We have configured self-sampling test kits, which allow your crew to take samples themselves, limiting the amount of people coming on board. We provide you with clear instructions and arrange the samples to be analysed worldwide. Our team is ready to report you on the results asap. The current international health crisis is affecting yours and our normal operating business in a profound way. Although drinking water is considered safe from the corona virus, there are still important measures concerning drinking water hygiene we can support you with
Water quality consultants
the water quality testing teams consist of sampling technicians as well as consultants. Our water quality consultants can provide you with the best advise on water management plans and quality assessments as well as training options for all professionals responsible for water quality on board.
When should you contact us for water analysis?
Regulations require continuous testing of your water quality. Make sure you book a sampling session in due time, so you will meet these requirements and can do so at a convenient moment. In addition
Field Water Testing and Analysis Instruments
Field studies are necessary to modern study of the environment. Campaigns that focus on taking samples—whether of air, water, or soil—and analyzing those samples in one location provide tremendous benefits to our knowledge of the environment and of any changes that occur over time. To accomplish such studies, portability of instruments is key
Scientific instruments are typically not small. As the analytical capability of instruments improved from the 1960s onward, they became even less portable: most spectrometers—often several instruments in tandem, heavy and larger than a standard door frame—weren’t going anywhere outside the lab. But in the past 20 years the increase in complex fieldwork necessitated instruments that can travel outside the lab but still provide the same type of analytical power researchers are accustomed to in the lab.
The Ocean Optics device, developed in 1992, was the first miniature spectrometer the company developed. Today Ocean Optics has a wide range of miniature spectrometers that are smaller, more sensitive, and digitally capable. Owing to their portability they have been used in volcanos and on the Mir space station.
Similarly, the Millipore testing kit, dating back to the 1950s, has been used by not just scientists but individuals like municipal workers. Millipore has also led the charge to send its testing kits to parts of the globe affected by dramatic flooding so that aid workers, government employees, and citizens alike can test their water supply.
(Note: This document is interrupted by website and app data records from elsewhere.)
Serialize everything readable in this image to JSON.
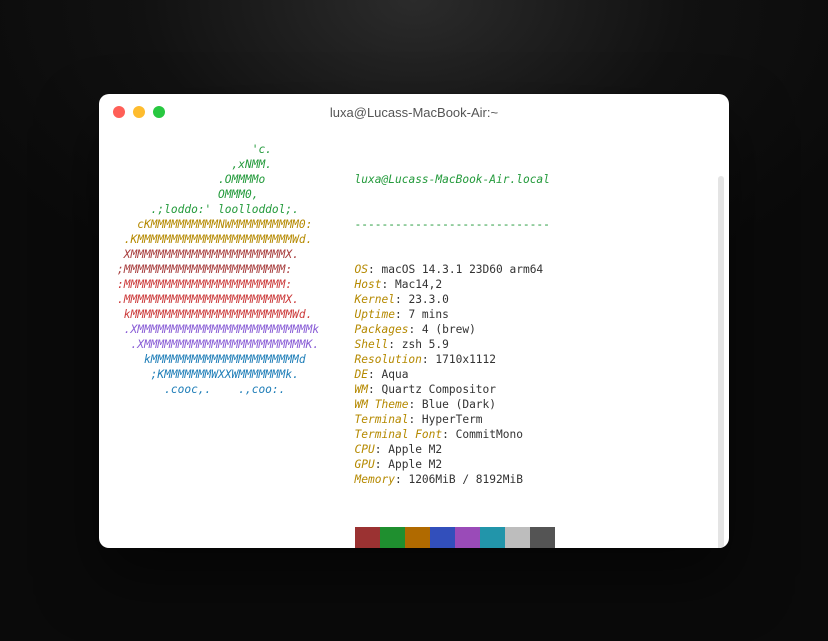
{
  "window": {
    "title": "luxa@Lucass-MacBook-Air:~"
  },
  "ascii": [
    {
      "cls": "g",
      "text": "                    'c.         "
    },
    {
      "cls": "g",
      "text": "                 ,xNMM.         "
    },
    {
      "cls": "g",
      "text": "               .OMMMMo          "
    },
    {
      "cls": "g",
      "text": "               OMMM0,           "
    },
    {
      "cls": "g",
      "text": "     .;loddo:' loolloddol;.     "
    },
    {
      "cls": "y",
      "text": "   cKMMMMMMMMMMNWMMMMMMMMMM0:   "
    },
    {
      "cls": "y",
      "text": " .KMMMMMMMMMMMMMMMMMMMMMMMWd.   "
    },
    {
      "cls": "br",
      "text": " XMMMMMMMMMMMMMMMMMMMMMMMX.     "
    },
    {
      "cls": "br",
      "text": ";MMMMMMMMMMMMMMMMMMMMMMMM:      "
    },
    {
      "cls": "r",
      "text": ":MMMMMMMMMMMMMMMMMMMMMMMM:      "
    },
    {
      "cls": "r",
      "text": ".MMMMMMMMMMMMMMMMMMMMMMMMX.     "
    },
    {
      "cls": "r",
      "text": " kMMMMMMMMMMMMMMMMMMMMMMMMWd.   "
    },
    {
      "cls": "p",
      "text": " .XMMMMMMMMMMMMMMMMMMMMMMMMMMk  "
    },
    {
      "cls": "p",
      "text": "  .XMMMMMMMMMMMMMMMMMMMMMMMMK.  "
    },
    {
      "cls": "b",
      "text": "    kMMMMMMMMMMMMMMMMMMMMMMd    "
    },
    {
      "cls": "b",
      "text": "     ;KMMMMMMMWXXWMMMMMMMk.     "
    },
    {
      "cls": "b",
      "text": "       .cooc,.    .,coo:.       "
    }
  ],
  "neofetch": {
    "user": "luxa",
    "at": "@",
    "host": "Lucass-MacBook-Air.local",
    "dashes": "-----------------------------",
    "rows": [
      {
        "k": "OS",
        "v": "macOS 14.3.1 23D60 arm64"
      },
      {
        "k": "Host",
        "v": "Mac14,2"
      },
      {
        "k": "Kernel",
        "v": "23.3.0"
      },
      {
        "k": "Uptime",
        "v": "7 mins"
      },
      {
        "k": "Packages",
        "v": "4 (brew)"
      },
      {
        "k": "Shell",
        "v": "zsh 5.9"
      },
      {
        "k": "Resolution",
        "v": "1710x1112"
      },
      {
        "k": "DE",
        "v": "Aqua"
      },
      {
        "k": "WM",
        "v": "Quartz Compositor"
      },
      {
        "k": "WM Theme",
        "v": "Blue (Dark)"
      },
      {
        "k": "Terminal",
        "v": "HyperTerm"
      },
      {
        "k": "Terminal Font",
        "v": "CommitMono"
      },
      {
        "k": "CPU",
        "v": "Apple M2"
      },
      {
        "k": "GPU",
        "v": "Apple M2"
      },
      {
        "k": "Memory",
        "v": "1206MiB / 8192MiB"
      }
    ],
    "swatches": [
      "#9b3232",
      "#1f8f2f",
      "#b06a00",
      "#324fbb",
      "#9a4bb8",
      "#2295aa",
      "#bdbdbd",
      "#545454"
    ]
  },
  "prompt": {
    "arrow": "→",
    "tilde": "~"
  }
}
Savvy users of analytical instruments, including the atmospheric scientists interviewed by the Institute staff, continue to modify and develop better portable instrumentation.
Get Water Testing
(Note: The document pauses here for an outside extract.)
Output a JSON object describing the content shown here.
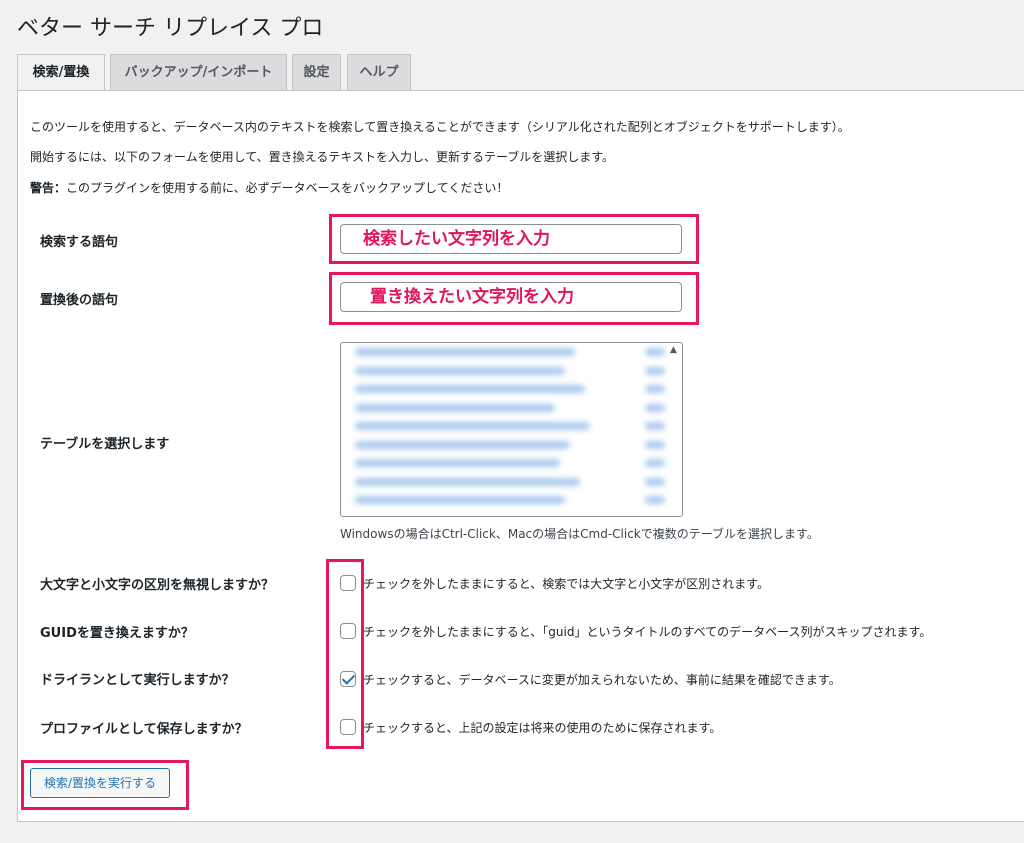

Water from private wells is not monitored for quality by government agencies. Wells are directly linked to groundwater and they can become contaminated if agricultural chemicals, runoff from animal enclosures, fuels, household wastes, or other contaminants accidentally enter them. It is the responsibility of the homeowner who owns a private well to periodically test their well for contamination. Water testing helps ensure that your drinking water is safe.
Laboratory does not provide water collection services. Real estate agents, homeowners or buyers can collect and deliver the water sample using our water collection kit. In a real estate transaction it is the lender who determines what testing is required. Check with the lender if there are third party collection requirements.
Safe Drinking Water Act
The federal Safe Drinking Water Act doesn’t apply to private wells, only to public drinking water systems.
Individual well owners have primary responsibility for the safety of the water drawn from their wells.